Album: Brothers And Sisters of The Eternal Son
Release Date: January 21, 2014 (Secretly Canadian)
Buzz Factor: 4.5/5
At this point, as he releases his third consecutive record produced by Richard Swift, it is hardly honest to refer to Damien Jurado’s work as a solo outfit anymore. The influence and contribution of The Shins keyboardist has been invaluable in Jurado’s evolution from mopey, acoustic anonymity into more successful, blogosphere-acclaimed territory.
The most interesting element in much of Jurado’s early work was often his wandering vocal melodies—jumping between octaves, twisting the ends of phrases around and back into themselves and surprising listeners with uniquely poetic and surrealist lyricism. Although these elements remain in the post-Swift universe of Jurado material—or have even grown stronger, like Jurado’s newfound affinity for falsetto and its versatility as a texture or instrument as much as another vocal expression—Swift lends his multi-instrumentalist talents to expand Jurado’s songs into sprawling, epic soundscapes that channel the magnitude and grandeur of the The Lord of the Rings soundtrack and the marching, bleeding heart pride of the greatest hair metal anthems in the same effortless breath.
Standout track “Silver Timothy” was first previewed in the teaser video for Brothers And Sisters of The Eternal Son. But what those shots of Jurado and Swift air-drumming in-studio did not manage to mention was the nearly two-minute breakdown that spans the massive chasm at the center of the song. The hook is easily the catchiest melody Jurado has ever written, but its arrival at the tail end of the bridge makes the sonic experience all the more rewarding as a reprise from the churning build-up of quarter-note snare hits, grooving bass line and Jurado’s layered falsetto.
With the developing and expanding aesthetic, Swift’s introduction into Jurado’s songwriting process seems to have brought the Seattle native a greater self-confidence as a speaker.
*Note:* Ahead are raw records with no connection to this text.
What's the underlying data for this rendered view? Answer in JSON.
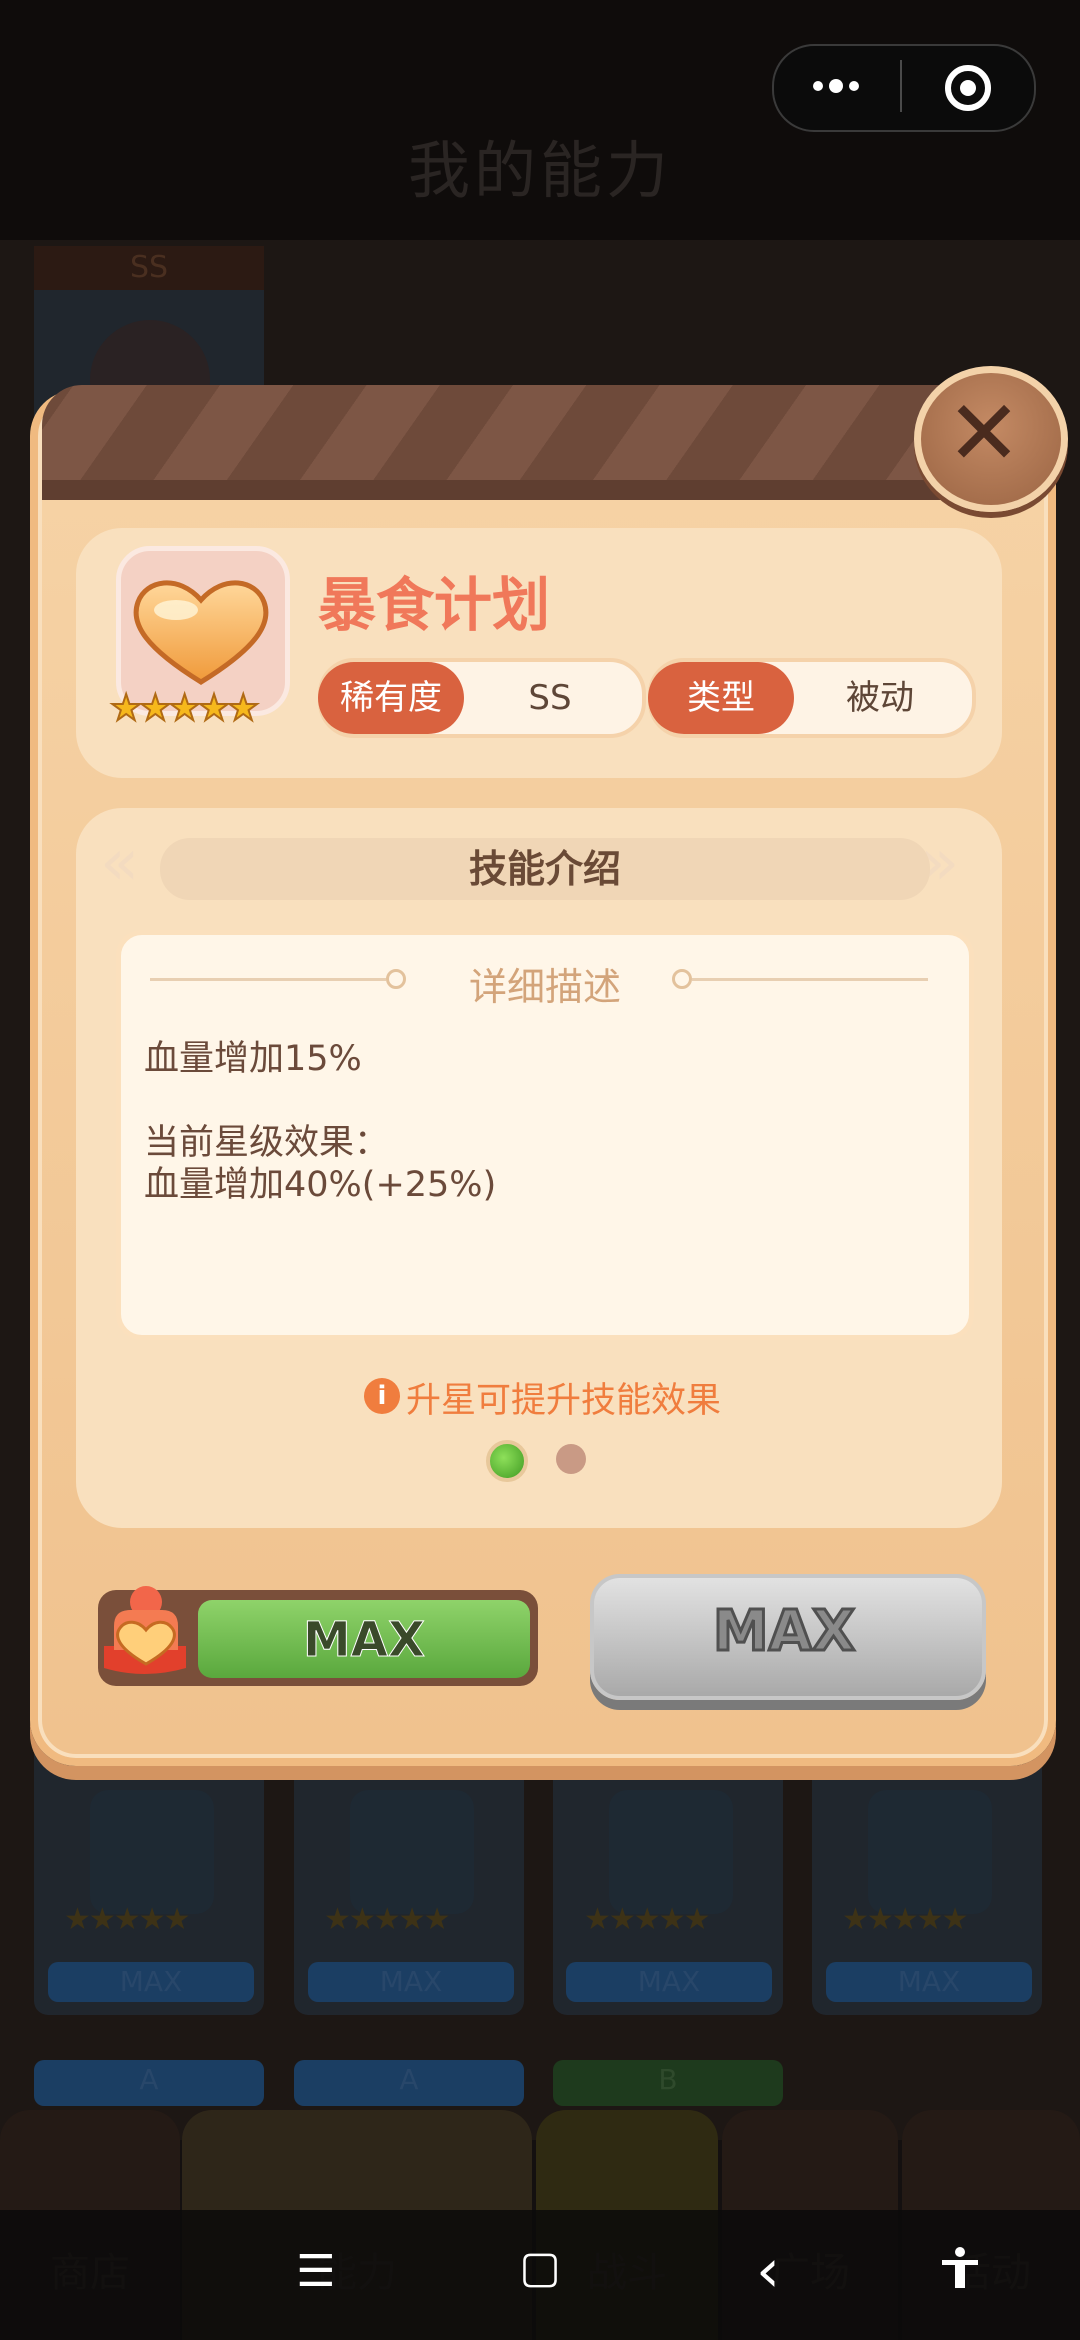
{
  "background": {
    "page_title": "我的能力",
    "rarity_top": "SS",
    "cards_row": [
      {
        "max_label": "MAX",
        "stars": "★★★★★"
      },
      {
        "max_label": "MAX",
        "stars": "★★★★★"
      },
      {
        "max_label": "MAX",
        "stars": "★★★★★"
      },
      {
        "max_label": "MAX",
        "stars": "★★★★★"
      }
    ],
    "rarity_row": [
      "A",
      "A",
      "B"
    ],
    "tabs": [
      "商店",
      "能力",
      "战斗",
      "广场",
      "活动"
    ]
  },
  "modal": {
    "skill": {
      "name": "暴食计划",
      "stars": "★★★★★",
      "rarity_key": "稀有度",
      "rarity_value": "SS",
      "type_key": "类型",
      "type_value": "被动"
    },
    "section_title": "技能介绍",
    "detail_title": "详细描述",
    "description_lines": [
      "血量增加15%",
      "",
      "当前星级效果：",
      "血量增加40%(+25%)"
    ],
    "tip": "升星可提升技能效果",
    "tip_icon": "i",
    "pager": {
      "current": 1,
      "total": 2
    },
    "buttons": {
      "upgrade_label": "MAX",
      "second_label": "MAX"
    }
  },
  "icons": {
    "close": "close-icon",
    "skill": "heart-icon",
    "menu": "more-dots-icon",
    "target": "target-icon"
  },
  "system_nav": {
    "menu": "☰",
    "home": "▢",
    "back": "‹",
    "accessibility": "accessibility-icon"
  },
  "colors": {
    "accent": "#d9623f",
    "name": "#f0785a",
    "tip": "#f07d3e",
    "green_button": "#6fbf4b"
  }
}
Themes of heartbreak and failed relationships have transformed into Hemingway-like solitude and anonymity, or the desire to “just disappear,” as Jurado lays out in the opening to the album trailer.
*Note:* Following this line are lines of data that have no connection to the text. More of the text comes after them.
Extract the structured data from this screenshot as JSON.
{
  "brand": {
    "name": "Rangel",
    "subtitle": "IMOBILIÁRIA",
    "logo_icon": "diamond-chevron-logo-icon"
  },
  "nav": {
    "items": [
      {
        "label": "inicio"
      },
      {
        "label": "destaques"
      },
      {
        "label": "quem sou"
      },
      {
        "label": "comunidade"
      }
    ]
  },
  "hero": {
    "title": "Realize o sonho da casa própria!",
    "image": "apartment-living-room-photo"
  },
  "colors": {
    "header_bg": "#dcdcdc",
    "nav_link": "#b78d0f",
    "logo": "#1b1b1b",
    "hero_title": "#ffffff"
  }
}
It is perhaps ironic that Jurado’s interest is lately so focused on this concept of anonymity, considering the widened recognition his last few records have won him; or maybe it’s simply a sign that Jurado is just as bewildered but delighted as his fans by the high caliber of his newest material and the looming threat of obscurity which this material has only recently alleviated.